=== Description of the task ===
Could you find each line of the data below that contains the word "Ctrl" and copy those lines?

=== Data extract ===
↓↓↓
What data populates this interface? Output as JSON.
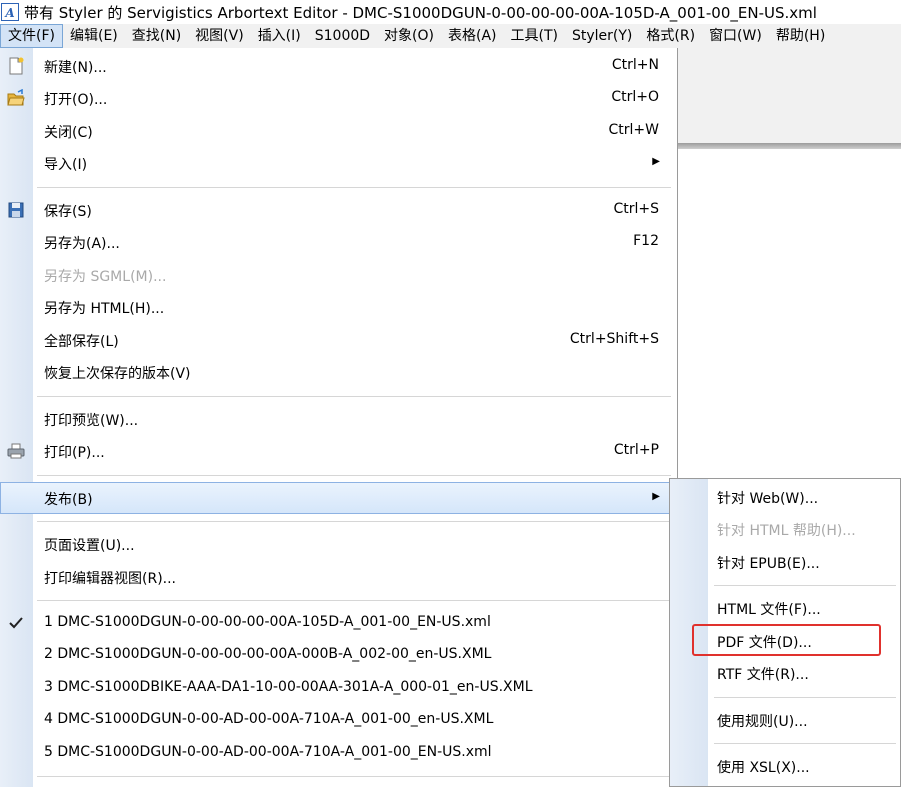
{
  "window": {
    "title": "带有 Styler 的 Servigistics Arbortext Editor - DMC-S1000DGUN-0-00-00-00-00A-105D-A_001-00_EN-US.xml"
  },
  "menubar": {
    "items": [
      "文件(F)",
      "编辑(E)",
      "查找(N)",
      "视图(V)",
      "插入(I)",
      "S1000D",
      "对象(O)",
      "表格(A)",
      "工具(T)",
      "Styler(Y)",
      "格式(R)",
      "窗口(W)",
      "帮助(H)"
    ]
  },
  "file_menu": {
    "new": {
      "label": "新建(N)...",
      "accel": "Ctrl+N"
    },
    "open": {
      "label": "打开(O)...",
      "accel": "Ctrl+O"
    },
    "close": {
      "label": "关闭(C)",
      "accel": "Ctrl+W"
    },
    "import": {
      "label": "导入(I)"
    },
    "save": {
      "label": "保存(S)",
      "accel": "Ctrl+S"
    },
    "save_as": {
      "label": "另存为(A)...",
      "accel": "F12"
    },
    "save_as_sgml": {
      "label": "另存为 SGML(M)..."
    },
    "save_as_html": {
      "label": "另存为 HTML(H)..."
    },
    "save_all": {
      "label": "全部保存(L)",
      "accel": "Ctrl+Shift+S"
    },
    "revert": {
      "label": "恢复上次保存的版本(V)"
    },
    "print_preview": {
      "label": "打印预览(W)..."
    },
    "print": {
      "label": "打印(P)...",
      "accel": "Ctrl+P"
    },
    "publish": {
      "label": "发布(B)"
    },
    "page_setup": {
      "label": "页面设置(U)..."
    },
    "print_editor_view": {
      "label": "打印编辑器视图(R)..."
    },
    "recent": [
      "1 DMC-S1000DGUN-0-00-00-00-00A-105D-A_001-00_EN-US.xml",
      "2 DMC-S1000DGUN-0-00-00-00-00A-000B-A_002-00_en-US.XML",
      "3 DMC-S1000DBIKE-AAA-DA1-10-00-00AA-301A-A_000-01_en-US.XML",
      "4 DMC-S1000DGUN-0-00-AD-00-00A-710A-A_001-00_en-US.XML",
      "5 DMC-S1000DGUN-0-00-AD-00-00A-710A-A_001-00_EN-US.xml"
    ]
  },
  "publish_submenu": {
    "items": [
      {
        "label": "针对 Web(W)...",
        "disabled": false
      },
      {
        "label": "针对 HTML 帮助(H)...",
        "disabled": true
      },
      {
        "label": "针对 EPUB(E)...",
        "disabled": false
      },
      {
        "label": "HTML 文件(F)...",
        "disabled": false
      },
      {
        "label": "PDF 文件(D)...",
        "disabled": false
      },
      {
        "label": "RTF 文件(R)...",
        "disabled": false
      },
      {
        "label": "使用规则(U)...",
        "disabled": false
      },
      {
        "label": "使用 XSL(X)...",
        "disabled": false
      }
    ]
  },
  "colors": {
    "highlight_box": "#e0312d",
    "menu_hover": "#d5e6fa"
  }
}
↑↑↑
=== Solution for this exercise ===
      "accel": "Ctrl+N"
      "accel": "Ctrl+O"
      "accel": "Ctrl+W"
      "accel": "Ctrl+S"
      "accel": "Ctrl+Shift+S"
      "accel": "Ctrl+P"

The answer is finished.